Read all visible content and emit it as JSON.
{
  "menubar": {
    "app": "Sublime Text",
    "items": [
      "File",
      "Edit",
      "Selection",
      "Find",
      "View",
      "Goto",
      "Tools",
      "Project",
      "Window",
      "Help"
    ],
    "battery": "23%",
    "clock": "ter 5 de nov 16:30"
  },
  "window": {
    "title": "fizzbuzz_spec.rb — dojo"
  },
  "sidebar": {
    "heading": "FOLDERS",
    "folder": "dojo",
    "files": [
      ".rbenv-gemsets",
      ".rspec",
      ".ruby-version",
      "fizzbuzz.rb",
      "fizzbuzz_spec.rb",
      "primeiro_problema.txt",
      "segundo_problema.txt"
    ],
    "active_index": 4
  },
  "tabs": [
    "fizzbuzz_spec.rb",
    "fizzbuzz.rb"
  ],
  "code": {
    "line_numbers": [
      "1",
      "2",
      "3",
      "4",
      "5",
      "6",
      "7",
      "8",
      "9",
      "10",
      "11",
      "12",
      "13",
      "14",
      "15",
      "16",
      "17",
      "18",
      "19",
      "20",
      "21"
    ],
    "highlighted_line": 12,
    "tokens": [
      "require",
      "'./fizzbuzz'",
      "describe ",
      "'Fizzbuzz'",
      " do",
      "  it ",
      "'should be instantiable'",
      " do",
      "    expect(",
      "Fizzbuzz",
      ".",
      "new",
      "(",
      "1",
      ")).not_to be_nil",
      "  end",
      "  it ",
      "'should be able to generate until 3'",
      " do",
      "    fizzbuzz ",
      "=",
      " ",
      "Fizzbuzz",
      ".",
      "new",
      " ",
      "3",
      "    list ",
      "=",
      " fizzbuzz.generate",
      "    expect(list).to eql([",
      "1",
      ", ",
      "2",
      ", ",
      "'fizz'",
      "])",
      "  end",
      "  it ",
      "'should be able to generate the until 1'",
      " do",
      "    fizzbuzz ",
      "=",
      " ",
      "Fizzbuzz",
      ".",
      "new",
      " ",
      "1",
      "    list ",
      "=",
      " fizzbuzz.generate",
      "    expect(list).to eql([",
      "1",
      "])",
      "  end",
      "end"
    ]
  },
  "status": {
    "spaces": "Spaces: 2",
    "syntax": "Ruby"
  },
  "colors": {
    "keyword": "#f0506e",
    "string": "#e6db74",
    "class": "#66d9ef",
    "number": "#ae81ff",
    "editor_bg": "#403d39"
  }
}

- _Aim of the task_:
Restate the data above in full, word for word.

- _Answer below_:
Read all visible content and emit it as JSON.
{
  "menubar": {
    "app": "Sublime Text",
    "items": [
      "File",
      "Edit",
      "Selection",
      "Find",
      "View",
      "Goto",
      "Tools",
      "Project",
      "Window",
      "Help"
    ],
    "battery": "23%",
    "clock": "ter 5 de nov 16:30"
  },
  "window": {
    "title": "fizzbuzz_spec.rb — dojo"
  },
  "sidebar": {
    "heading": "FOLDERS",
    "folder": "dojo",
    "files": [
      ".rbenv-gemsets",
      ".rspec",
      ".ruby-version",
      "fizzbuzz.rb",
      "fizzbuzz_spec.rb",
      "primeiro_problema.txt",
      "segundo_problema.txt"
    ],
    "active_index": 4
  },
  "tabs": [
    "fizzbuzz_spec.rb",
    "fizzbuzz.rb"
  ],
  "code": {
    "line_numbers": [
      "1",
      "2",
      "3",
      "4",
      "5",
      "6",
      "7",
      "8",
      "9",
      "10",
      "11",
      "12",
      "13",
      "14",
      "15",
      "16",
      "17",
      "18",
      "19",
      "20",
      "21"
    ],
    "highlighted_line": 12,
    "tokens": [
      "require",
      "'./fizzbuzz'",
      "describe ",
      "'Fizzbuzz'",
      " do",
      "  it ",
      "'should be instantiable'",
      " do",
      "    expect(",
      "Fizzbuzz",
      ".",
      "new",
      "(",
      "1",
      ")).not_to be_nil",
      "  end",
      "  it ",
      "'should be able to generate until 3'",
      " do",
      "    fizzbuzz ",
      "=",
      " ",
      "Fizzbuzz",
      ".",
      "new",
      " ",
      "3",
      "    list ",
      "=",
      " fizzbuzz.generate",
      "    expect(list).to eql([",
      "1",
      ", ",
      "2",
      ", ",
      "'fizz'",
      "])",
      "  end",
      "  it ",
      "'should be able to generate the until 1'",
      " do",
      "    fizzbuzz ",
      "=",
      " ",
      "Fizzbuzz",
      ".",
      "new",
      " ",
      "1",
      "    list ",
      "=",
      " fizzbuzz.generate",
      "    expect(list).to eql([",
      "1",
      "])",
      "  end",
      "end"
    ]
  },
  "status": {
    "spaces": "Spaces: 2",
    "syntax": "Ruby"
  },
  "colors": {
    "keyword": "#f0506e",
    "string": "#e6db74",
    "class": "#66d9ef",
    "number": "#ae81ff",
    "editor_bg": "#403d39"
  }
}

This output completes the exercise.